Next month Helena Frith Powell will begin a regular series in Home on how to buy and live in France, using the expertise she has gained from her own experience of living in the Languedoc, and those of her friends and neighbours. If you have a subject that you would like her to tackle, please e-mail her at firstname.lastname@example.org
Helena Frith Powell was born in Sweden to a Swedish mother and Italian father, but grew up mainly in England. She is the author of eleven books, translated into several languages including Chinese and Russian. She wrote the French Mistress column The Sunday Times about life in France for several years. She is a regular contributor to the Daily Mail, Mail on Sunday, The Times, Daily Telegraph, Tatler Magazine and Harper’s Bazaar.
Helena has been the editor of four magazines, including M Magazine, a supplement for the Abu Dhabi based National Newspaper and FIVE, a high-end fashion glossy, also published in Abu Dhabi. Helena was also editor in chief of 360 Life, a quarterly glossy magazine published with the Sports 360 Newspaper in Dubai, part of the Chalhoub Group. She writes a beauty blog www.beautyorbeast.uk.

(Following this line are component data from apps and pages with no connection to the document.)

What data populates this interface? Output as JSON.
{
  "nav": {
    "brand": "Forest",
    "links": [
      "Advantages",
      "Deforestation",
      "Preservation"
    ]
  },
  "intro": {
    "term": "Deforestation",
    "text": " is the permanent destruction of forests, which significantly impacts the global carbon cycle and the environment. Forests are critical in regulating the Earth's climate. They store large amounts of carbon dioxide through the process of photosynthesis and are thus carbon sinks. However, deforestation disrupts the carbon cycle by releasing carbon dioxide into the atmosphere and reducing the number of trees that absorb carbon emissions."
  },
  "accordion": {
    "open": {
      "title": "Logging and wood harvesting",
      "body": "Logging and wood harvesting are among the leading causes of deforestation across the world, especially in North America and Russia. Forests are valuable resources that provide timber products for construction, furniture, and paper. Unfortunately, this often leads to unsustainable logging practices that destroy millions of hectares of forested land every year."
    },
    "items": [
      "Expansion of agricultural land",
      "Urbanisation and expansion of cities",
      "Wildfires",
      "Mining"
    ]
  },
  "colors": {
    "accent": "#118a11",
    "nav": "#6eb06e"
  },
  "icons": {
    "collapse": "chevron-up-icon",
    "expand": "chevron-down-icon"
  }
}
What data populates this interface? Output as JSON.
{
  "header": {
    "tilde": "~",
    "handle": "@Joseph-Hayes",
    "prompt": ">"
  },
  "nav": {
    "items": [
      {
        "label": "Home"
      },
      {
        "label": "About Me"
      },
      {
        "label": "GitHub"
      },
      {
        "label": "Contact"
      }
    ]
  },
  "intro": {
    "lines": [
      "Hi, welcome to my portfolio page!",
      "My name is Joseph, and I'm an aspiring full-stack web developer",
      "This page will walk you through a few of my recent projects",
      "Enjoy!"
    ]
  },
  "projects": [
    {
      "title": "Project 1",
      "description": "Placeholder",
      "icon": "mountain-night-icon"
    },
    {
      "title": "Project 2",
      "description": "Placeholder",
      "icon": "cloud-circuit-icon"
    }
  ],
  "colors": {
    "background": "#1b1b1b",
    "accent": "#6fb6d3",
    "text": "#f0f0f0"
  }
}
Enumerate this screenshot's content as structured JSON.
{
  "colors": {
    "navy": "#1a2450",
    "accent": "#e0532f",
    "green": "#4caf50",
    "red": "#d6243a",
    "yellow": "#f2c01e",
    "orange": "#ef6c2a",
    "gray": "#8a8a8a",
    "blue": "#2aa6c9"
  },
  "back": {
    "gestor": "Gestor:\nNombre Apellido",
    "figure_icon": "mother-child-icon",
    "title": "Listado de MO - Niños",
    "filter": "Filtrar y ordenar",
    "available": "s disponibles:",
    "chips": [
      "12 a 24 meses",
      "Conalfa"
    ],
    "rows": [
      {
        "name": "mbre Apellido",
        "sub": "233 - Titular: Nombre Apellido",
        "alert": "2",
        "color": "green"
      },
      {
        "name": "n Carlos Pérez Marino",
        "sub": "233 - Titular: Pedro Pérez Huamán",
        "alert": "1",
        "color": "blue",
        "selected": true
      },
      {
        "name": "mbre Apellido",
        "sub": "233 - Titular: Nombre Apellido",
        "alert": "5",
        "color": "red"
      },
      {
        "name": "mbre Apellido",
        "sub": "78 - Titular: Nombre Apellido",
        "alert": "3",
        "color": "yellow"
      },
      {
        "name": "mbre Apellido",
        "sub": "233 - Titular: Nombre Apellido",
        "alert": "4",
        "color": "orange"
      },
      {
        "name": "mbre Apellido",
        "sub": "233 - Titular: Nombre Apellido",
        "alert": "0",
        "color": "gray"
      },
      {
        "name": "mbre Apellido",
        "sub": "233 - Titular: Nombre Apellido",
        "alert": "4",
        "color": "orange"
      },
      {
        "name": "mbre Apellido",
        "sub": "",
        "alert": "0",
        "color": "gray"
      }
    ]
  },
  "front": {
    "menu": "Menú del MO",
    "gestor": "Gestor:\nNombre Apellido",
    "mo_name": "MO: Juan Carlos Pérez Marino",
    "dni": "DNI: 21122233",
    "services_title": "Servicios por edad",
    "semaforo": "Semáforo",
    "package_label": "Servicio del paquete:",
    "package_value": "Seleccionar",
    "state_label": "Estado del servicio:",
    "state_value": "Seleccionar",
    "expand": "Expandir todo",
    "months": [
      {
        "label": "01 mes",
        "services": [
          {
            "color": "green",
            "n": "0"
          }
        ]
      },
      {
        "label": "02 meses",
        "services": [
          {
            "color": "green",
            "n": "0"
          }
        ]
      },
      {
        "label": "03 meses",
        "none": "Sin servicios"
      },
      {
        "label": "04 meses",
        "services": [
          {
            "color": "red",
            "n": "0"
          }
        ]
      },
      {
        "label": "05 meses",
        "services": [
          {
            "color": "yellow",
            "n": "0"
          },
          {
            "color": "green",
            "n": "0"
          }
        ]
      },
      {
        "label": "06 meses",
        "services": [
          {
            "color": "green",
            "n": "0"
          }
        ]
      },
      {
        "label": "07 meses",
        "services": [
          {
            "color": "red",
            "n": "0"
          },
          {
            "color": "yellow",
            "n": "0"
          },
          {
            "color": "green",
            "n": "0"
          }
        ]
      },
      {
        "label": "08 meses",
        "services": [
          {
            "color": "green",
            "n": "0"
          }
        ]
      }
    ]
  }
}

Her third novel, The Arnolfini Marriage, based on a romance that evolves around a van Eyck masterpiece came out in 2016. As well as contributing regularly for newspapers and magazines, writing short stories and studying for a Masters in Creative Writing at the University of Cambridge, Helena is also working on a thriller called The Longest Night that will be published in spring 2019. Her latest non-fiction work Smart Women Don’t Get Wrinkles came out in hardback in 2016 and came out in paperback in April 2018.
Helena was educated at Durham University and lived in the Languedoc region of France for eight years, where the family still have a home. She lives between there and London with her husband Rupert and their three children.
More France Please, we’re British; Gibson Square 2004
Two Lipsticks and a Lover 2005; Gibson Square (hardback)
All You Need to be Impossibly French; (US version of above) Penguin 2006
Two Lipsticks and a Lover; Arrow Books (paperback) 2007
Ciao Bella Gibson Square; (hardback) 2006
Ciao Bella Gibson Square; (paperback) 2007
So Chic! (French version of Two Lipsticks) Leduc Editions 2008 (also translated into Chinese, Russian and Thai)
More, More France; Gibson Square 2009
To Hell in High Heels; Arrow Books 2009 (also translated into Polish)
The Viva Mayr Diet; Harper Collins 2009
Love in a Warm Climate; Gibson Square 2011
The Ex-Factor; Gibson Square 2013
Smart Women Don’t Get Wrinkles; Gibson Square 2016
The Arnolfini Marriage; Amazon Kindle December 2016
Smart Women Don’t Get Wrinkles (paperback); Gibson Square spring 2018
The Longest Night; Gibson Square spring 2019